The force needs to communicate effectively to the whole workforce how serious an offence it is for officers and staff to abuse their position for sexual gain (taking advantage of their position of power to exploit vulnerable victims of crime). The alliance realises that a proactive approach to gathering intelligence is needed and it is planning to introduce a prevention strategy.
Cambridgeshire Constabulary treats its workforce with fairness and respect. It has an open culture in which the workforce can express their views. The force listens to feedback and consults staff associations and networks to understand the workforce’s needs. It manages individual performance well and supports workforce wellbeing, particularly through its preventative and early action in response to wellbeing concerns. The force needs to ensure that its acting and temporary ranks receive the training and support they need to deal with sickness management effectively. At the time of our inspection, the alliance was aiming to conduct an all-staff survey in June 2016, which should improve the force’s understanding of how the workforce feels it is treated.
How well has the force performed in our other inspections?
In addition to the three core PEEL pillars, HMICFRS carries out inspections of a wide range of policing activity throughout the year. Some of these are conducted alongside the PEEL inspections (for instance, our 2016 leadership assessment); others are joint inspections.
Findings from these inspections are published separately to the main PEEL reports, but are taken into account when producing the rounded assessment of each force's performance.
Police leadership is crucial in enabling a force to be effective, efficient and legitimate. This inspection focused on how a force understands, develops and displays leadership through its organisational development.
Cambridgeshire Constabulary has worked effectively with its workforce to refresh and redefine what it expects from its leaders, promoting a leadership style that trusts officers and staff to make decisions. This has continued under its new chief officer team. The force has taken the decision to move to a ‘trust and check’ approach; encouraging a more inclusive style of management.
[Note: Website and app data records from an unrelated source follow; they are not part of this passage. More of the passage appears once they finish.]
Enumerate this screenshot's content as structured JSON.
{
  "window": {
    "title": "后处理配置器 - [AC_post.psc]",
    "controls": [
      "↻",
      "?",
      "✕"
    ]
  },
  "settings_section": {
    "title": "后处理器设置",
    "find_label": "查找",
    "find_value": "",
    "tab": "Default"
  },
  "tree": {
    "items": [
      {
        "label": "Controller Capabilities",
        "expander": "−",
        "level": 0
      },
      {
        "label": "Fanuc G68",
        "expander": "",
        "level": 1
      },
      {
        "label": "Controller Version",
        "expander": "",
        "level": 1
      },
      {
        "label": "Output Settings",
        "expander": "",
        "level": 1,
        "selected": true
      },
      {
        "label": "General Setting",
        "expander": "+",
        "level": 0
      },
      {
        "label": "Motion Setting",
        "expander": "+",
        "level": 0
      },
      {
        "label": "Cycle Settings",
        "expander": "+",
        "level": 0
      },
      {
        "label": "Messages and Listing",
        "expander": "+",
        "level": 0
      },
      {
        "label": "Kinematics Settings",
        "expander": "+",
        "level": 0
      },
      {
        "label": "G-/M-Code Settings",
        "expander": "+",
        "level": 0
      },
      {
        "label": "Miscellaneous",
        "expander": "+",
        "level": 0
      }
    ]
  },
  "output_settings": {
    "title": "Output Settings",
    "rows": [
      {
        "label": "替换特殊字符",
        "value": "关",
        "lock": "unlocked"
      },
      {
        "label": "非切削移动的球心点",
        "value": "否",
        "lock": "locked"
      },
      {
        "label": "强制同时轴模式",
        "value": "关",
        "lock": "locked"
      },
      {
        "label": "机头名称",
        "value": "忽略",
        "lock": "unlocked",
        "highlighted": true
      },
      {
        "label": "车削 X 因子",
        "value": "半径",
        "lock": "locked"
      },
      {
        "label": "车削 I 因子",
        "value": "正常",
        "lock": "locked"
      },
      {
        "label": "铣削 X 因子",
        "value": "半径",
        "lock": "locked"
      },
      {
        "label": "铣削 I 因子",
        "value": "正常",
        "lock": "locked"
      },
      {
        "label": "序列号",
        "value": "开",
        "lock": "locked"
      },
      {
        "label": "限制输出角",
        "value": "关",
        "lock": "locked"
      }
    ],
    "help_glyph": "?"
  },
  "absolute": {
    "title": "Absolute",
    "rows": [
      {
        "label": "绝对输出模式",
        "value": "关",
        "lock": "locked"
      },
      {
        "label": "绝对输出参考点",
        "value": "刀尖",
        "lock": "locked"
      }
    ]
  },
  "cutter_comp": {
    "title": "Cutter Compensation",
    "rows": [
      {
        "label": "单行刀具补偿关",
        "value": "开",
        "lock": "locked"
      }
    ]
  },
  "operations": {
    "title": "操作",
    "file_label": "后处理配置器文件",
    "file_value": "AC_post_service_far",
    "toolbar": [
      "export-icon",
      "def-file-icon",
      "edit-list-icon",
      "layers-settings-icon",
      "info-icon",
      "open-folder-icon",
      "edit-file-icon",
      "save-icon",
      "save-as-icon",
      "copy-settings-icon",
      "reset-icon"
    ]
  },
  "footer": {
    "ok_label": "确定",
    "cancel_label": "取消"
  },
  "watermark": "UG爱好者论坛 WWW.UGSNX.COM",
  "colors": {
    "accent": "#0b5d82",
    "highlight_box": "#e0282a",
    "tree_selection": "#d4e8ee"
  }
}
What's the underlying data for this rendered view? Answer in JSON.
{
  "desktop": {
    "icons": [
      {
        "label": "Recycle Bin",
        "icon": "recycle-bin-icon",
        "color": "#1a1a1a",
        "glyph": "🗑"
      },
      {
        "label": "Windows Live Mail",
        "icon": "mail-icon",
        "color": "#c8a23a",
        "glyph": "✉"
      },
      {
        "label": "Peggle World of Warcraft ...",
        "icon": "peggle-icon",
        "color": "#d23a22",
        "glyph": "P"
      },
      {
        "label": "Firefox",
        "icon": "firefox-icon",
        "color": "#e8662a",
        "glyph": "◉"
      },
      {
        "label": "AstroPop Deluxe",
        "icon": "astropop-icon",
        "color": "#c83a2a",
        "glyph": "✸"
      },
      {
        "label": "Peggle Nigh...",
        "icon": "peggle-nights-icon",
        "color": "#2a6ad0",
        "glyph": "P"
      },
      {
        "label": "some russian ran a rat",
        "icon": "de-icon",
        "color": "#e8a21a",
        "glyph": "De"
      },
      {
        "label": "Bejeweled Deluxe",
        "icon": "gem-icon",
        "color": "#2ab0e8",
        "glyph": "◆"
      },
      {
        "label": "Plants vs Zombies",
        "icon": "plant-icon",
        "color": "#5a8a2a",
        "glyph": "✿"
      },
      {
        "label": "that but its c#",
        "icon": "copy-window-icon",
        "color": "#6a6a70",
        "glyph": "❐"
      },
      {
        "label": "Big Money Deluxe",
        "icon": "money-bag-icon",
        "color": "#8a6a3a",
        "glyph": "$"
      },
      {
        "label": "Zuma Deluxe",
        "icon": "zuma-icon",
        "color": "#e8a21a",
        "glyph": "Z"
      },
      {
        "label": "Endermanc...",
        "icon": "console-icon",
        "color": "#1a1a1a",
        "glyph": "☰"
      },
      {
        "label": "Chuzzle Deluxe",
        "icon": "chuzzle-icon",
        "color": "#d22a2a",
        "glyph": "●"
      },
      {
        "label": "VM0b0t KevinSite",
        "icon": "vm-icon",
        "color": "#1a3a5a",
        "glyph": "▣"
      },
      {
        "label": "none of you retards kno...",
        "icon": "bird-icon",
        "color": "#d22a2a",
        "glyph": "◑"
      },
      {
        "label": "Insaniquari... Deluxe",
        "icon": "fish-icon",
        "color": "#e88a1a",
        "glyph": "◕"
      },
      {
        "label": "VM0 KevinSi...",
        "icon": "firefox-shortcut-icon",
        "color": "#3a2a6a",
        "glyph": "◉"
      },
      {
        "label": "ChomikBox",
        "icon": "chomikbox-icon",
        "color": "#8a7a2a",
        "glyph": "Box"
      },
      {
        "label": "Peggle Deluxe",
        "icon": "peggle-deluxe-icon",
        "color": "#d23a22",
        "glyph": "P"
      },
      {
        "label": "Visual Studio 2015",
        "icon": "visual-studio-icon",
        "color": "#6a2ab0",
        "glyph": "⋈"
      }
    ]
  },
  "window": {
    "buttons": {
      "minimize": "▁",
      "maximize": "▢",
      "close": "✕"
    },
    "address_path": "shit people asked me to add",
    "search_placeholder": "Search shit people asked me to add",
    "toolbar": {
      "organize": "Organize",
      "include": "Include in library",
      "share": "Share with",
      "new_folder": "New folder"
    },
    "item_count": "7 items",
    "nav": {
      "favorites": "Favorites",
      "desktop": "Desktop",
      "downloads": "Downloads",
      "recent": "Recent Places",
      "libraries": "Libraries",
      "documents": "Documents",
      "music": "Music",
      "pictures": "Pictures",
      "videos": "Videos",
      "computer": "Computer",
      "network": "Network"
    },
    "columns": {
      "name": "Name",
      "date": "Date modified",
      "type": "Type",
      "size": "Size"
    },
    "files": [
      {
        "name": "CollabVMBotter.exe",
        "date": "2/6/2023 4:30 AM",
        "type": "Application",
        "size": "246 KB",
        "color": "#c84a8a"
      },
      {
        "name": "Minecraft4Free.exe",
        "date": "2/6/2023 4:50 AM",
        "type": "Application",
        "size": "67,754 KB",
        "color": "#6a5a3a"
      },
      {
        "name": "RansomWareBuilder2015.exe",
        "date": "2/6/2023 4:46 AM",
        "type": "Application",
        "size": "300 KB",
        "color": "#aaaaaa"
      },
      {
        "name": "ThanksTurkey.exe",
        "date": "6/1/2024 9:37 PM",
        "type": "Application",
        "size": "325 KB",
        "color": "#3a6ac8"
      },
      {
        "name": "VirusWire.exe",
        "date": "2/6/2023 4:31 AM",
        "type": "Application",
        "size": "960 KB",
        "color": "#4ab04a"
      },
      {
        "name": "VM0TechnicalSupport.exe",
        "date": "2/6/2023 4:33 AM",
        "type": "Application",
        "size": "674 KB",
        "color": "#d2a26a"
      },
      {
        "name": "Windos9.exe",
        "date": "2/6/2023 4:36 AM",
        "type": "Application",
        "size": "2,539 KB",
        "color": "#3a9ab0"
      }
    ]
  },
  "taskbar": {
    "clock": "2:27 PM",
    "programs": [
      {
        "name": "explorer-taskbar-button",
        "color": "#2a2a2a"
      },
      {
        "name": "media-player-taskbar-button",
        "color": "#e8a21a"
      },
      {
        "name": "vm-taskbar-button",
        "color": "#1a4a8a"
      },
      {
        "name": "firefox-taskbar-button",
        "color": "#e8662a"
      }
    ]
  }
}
This display of trust emphasises the force’s leadership expectations. This encourages officers and staff to challenge senior leaders and to feel comfortable in doing so. The new chief officer team is working hard to ensure that officers and staff have a clear understanding of what is expected of them in terms of the refreshed leadership expectations.
The force uses a broad range of techniques to develop leadership skills, although it could perhaps do more to understand the skills, experience and background of its workforce, including implementing a formal management process to identify and develop talented officers and staff. The force has a strong focus on increasing the diversity of its leadership team, with positive results. The force would benefit from reviewing and evaluating this work regularly.
We found that the force is highly innovative and has a culture of working with academia. This is particularly evident in how it develops its information and communications technology, and in research commissioned from Cambridge University. Officers and staff are able to make suggestions and influence positive change throughout the force, the strategic alliance (a collaboration between Bedfordshire Police, Cambridgeshire Constabulary and Hertfordshire Constabulary) and nationally. We found that the force evaluates some of its programmes, projects and initiatives well and makes this learning available to others.
This section sets out the reports published by HMIC this year that help to better understand the performance of Cambridgeshire Constabulary.